I’m always interested in definitions of what rhetoric is, particularly simpler ones which can be understood by non-academics. I have used a selection of rhetoric definitions to introduce rhetoric in my section of the graduate class on history of rhetoric (which I won’t be teaching this next year) as a way to make the students aware of what rhetoric is and to create some of the dissonance that Dr. Janice Lauer believes is significantly responsible for creating learning.

–I find that very ironic considering that I was very uncomfortable with the “throw the baby in the ocean” aspect of my PhD program, but it is a way to start them thinking.

ancient woman with bookKendall R. Phillips, in his introduction to the edited collection Framing Public Memory, wrote that rhetoric is “an art interested in the ways symbols are employed to induce cooperation, achieve understanding, contest understanding, and offer dissent” (2).

While “interested in” seems vague to me, the other aspects of the definition–symbols, cooperation, understanding, and dissent–are particularly noteworthy.


HOF: Following Directions

by Dr Davis on January 1, 2015

Well, Fishprof, I think you’ve done your duty on this one. The time has come to put your energy into people who can read and follow instructions.

Good. Do you have any I can borrow until the end of the semester?

From fishprof and polly_mer

Because sometimes we should be silly–which I am less willing to do in the classroom now than ever before.


University Cannot Educate You

by Dr Davis on December 12, 2014

“You must realize that a university cannot educate you. You must do that for yourself, although a college or university is the place where it is likely that you can study most efficiently.” –Seville Chapman, in chapter 2 of How to Study Physics, 1955. Found online at:


Plagiarism sources

by Dr Davis on December 11, 2014

The first one I found referenced on the CHE fora is a flowchart of levels of plagiarism–though not all the academics agree it is accurate.

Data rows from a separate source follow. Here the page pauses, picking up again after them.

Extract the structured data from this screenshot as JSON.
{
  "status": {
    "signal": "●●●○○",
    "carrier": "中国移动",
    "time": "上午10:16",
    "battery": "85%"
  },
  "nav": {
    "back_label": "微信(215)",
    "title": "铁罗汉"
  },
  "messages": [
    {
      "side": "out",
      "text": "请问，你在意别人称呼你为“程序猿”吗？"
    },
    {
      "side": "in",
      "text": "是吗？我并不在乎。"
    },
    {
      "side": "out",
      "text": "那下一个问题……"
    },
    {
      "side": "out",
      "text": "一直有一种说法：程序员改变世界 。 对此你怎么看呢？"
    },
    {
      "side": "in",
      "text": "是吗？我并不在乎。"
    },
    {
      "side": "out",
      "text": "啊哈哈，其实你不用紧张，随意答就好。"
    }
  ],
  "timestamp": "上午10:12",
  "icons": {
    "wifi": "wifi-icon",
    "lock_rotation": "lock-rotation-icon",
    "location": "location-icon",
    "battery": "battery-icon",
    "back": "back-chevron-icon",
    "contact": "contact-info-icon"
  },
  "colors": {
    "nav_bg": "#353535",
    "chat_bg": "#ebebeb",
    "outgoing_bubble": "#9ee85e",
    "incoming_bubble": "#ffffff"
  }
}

I linked it because it is a place to start talking.

The second one is an online test for recognizing plagiarism from Indiana U.

Another plagiarism source–which I cannot watch because my flash is out of date–was recommended to me. It is at Northern Arizona U.


Fiction Readers Make Better Lovers

by Dr Davis on November 30, 2014

mic dot com people read fictionThe article on doesn’t actually say that.

It does, however, say that “Fiction readers make great friends as they tend to be more aware of others’ emotions.”

Brains are changed when people read!